I get a weekly email from Amazon Echo that somehow reminds me of Brexit. It includes a rambling list of commands you might try giving your smart speaker.
“Alexa, what happened on Love Island last night?”
“Alexa, what’s Cristiano Ronaldo’s net worth?”
“Alexa, how can I train a goldfish?”
We get the interfaces we deserve. I might scoff, but the appeal of smart speakers is real. And like Brexit it’s about taking back control.
Doesn’t barking orders at a computer sound tempting? Finally, someone in the house who’ll listen to you without interrupting. It’s a fallacy, of course, but when has that got in the way?
I’ve been trying to figure out exactly what I find so dispiriting about smart speakers and virtual assistants. Just why do I think they are doomed to fail? I’ve come to the conclusion that my weekly email from Amazon Echo is the best testament I can produce to the device’s lack of functionality.
Each email has a section titled ‘Things to try’. Soak in the bathos of asking your revolutionary robot assistant the following questions:
“Alexa, what’s there to do in Wales?”
“Alexa, tell me a joke about school.”
“Alexa, sing an annoying song”
“Alexa, what helps a sunburn?”
“Alexa, what’s the longest place name in Europe?”
The commands are often beautifully juxtaposed in the email. How’s this for a pair.
“Alexa, wake me up in the morning to Enya.”
“Alexa, read Sense and Sensibility from Audible.”
That’s some start to the day.
On 19 July I got an email from Amazon Echo which told me I could simply demand: “Alexa, delete what I just said.” Ah, yes, I forgot they’ll keep a record of my ridiculous demands unless I actively delete them.
Amazon might not have much to lose, but marketers do
So what if Alexa is a bit lame? So what if I think it’s a glorified Speak & Spell, it’s harmless fun, isn’t it?
I understand Amazon’s strategy to own the home. Alexa inhabits a number of different versions of the Echo speaker, and you can control your microwave, clock, car entertainment and TV (if you buy the right hardware from Amazon).
There are people out there who love gadgets and want to create a smart home that they can control with their voice.
And as Ben Thompson of Stratechery puts it: “Because Amazon.com is so dominant, the company can have its cake and eat it too. That is, just as Amazon.com is both a marketplace and a channel for Amazon to sell its own products, Alexa is both a necessary component of third-party devices and also a driver of Amazon’s own devices; the company faces no strategy taxes in its drive to win.”
But although Amazon doesn’t have much to lose, marketers do. The worlds of martech and agencies and associated services are all happy to chase the iPhone narrative if it suits their business. But painting smart speakers as the next great disruptive device is unrealistic.
I remember how stunned I was when I watched a friend use his new iPhone in 2007 to check football results. It was immediately obvious that this was something different, a personal portal to wherever you wanted to go or whatever you wanted to know.

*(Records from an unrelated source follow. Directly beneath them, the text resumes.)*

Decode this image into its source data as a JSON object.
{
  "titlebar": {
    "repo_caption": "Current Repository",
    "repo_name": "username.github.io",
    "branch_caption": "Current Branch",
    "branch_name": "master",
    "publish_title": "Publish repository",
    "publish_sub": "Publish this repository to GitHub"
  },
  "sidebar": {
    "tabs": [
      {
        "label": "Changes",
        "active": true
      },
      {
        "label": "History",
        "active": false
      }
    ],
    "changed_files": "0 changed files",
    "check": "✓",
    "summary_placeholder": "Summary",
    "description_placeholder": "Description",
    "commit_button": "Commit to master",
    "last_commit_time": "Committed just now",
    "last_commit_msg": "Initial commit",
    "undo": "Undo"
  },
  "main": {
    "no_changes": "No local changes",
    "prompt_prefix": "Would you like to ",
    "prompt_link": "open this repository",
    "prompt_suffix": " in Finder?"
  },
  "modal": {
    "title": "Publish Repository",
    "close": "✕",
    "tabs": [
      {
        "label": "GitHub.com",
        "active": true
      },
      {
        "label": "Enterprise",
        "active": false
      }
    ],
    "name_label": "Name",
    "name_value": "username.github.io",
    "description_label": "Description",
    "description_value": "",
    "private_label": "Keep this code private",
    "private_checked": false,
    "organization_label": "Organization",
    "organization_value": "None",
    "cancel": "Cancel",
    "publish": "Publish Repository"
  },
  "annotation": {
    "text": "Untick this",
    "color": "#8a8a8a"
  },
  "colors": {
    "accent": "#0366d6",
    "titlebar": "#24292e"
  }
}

It’s worth quoting Thompson again. Discussing the ‘skirmishes’ of tech companies around ownership of the connected home, AR, VR and connected vehicles, he says: “The one constant is the smartphone, and we may never see anything on the scale of the smartphone wars again”.
Despite sales of 76 million smart speakers in the US and 20% of UK households being familiar with voice assistants, there’s no evidence they are yet a significant customer expectation when it comes to interacting with businesses. In particular, voice commerce has not taken off.
Painting smart speakers as the next great disruptive device is unrealistic.
A 2018 report by The Information claimed that, according to a source familiar with Amazon stats, only 2% of Alexa users have bought something on the platform and 90% of that 2% did not make a second purchase.
Marketers are obsessed with innovation. It’s a word you hear everywhere, as if it can be turned on like a tap.
There’s a wider debate going on in marketing at the moment, about short- versus long-term strategy. About getting the balance right, keeping your powder dry and your brand carrying the excess share of voice necessary to survive market turmoil.
Of course, some brands are experimenting cleverly with voice. But the best ones do so because they can, because they are ahead elsewhere, and they’ve got time to play. It’s a bit like when a football team is 3-0 up and can afford to showboat a little in the second half. Sure, it might annoy some people, but not as much as showboating when you’re 2-0 down.
Though we want virtual assistants to organise our lives, such a task is really not easy. Getting meetings automated is notoriously difficult, for example.
If there’s a recession around the corner, optimising for voice should be the least of a marketer’s worries.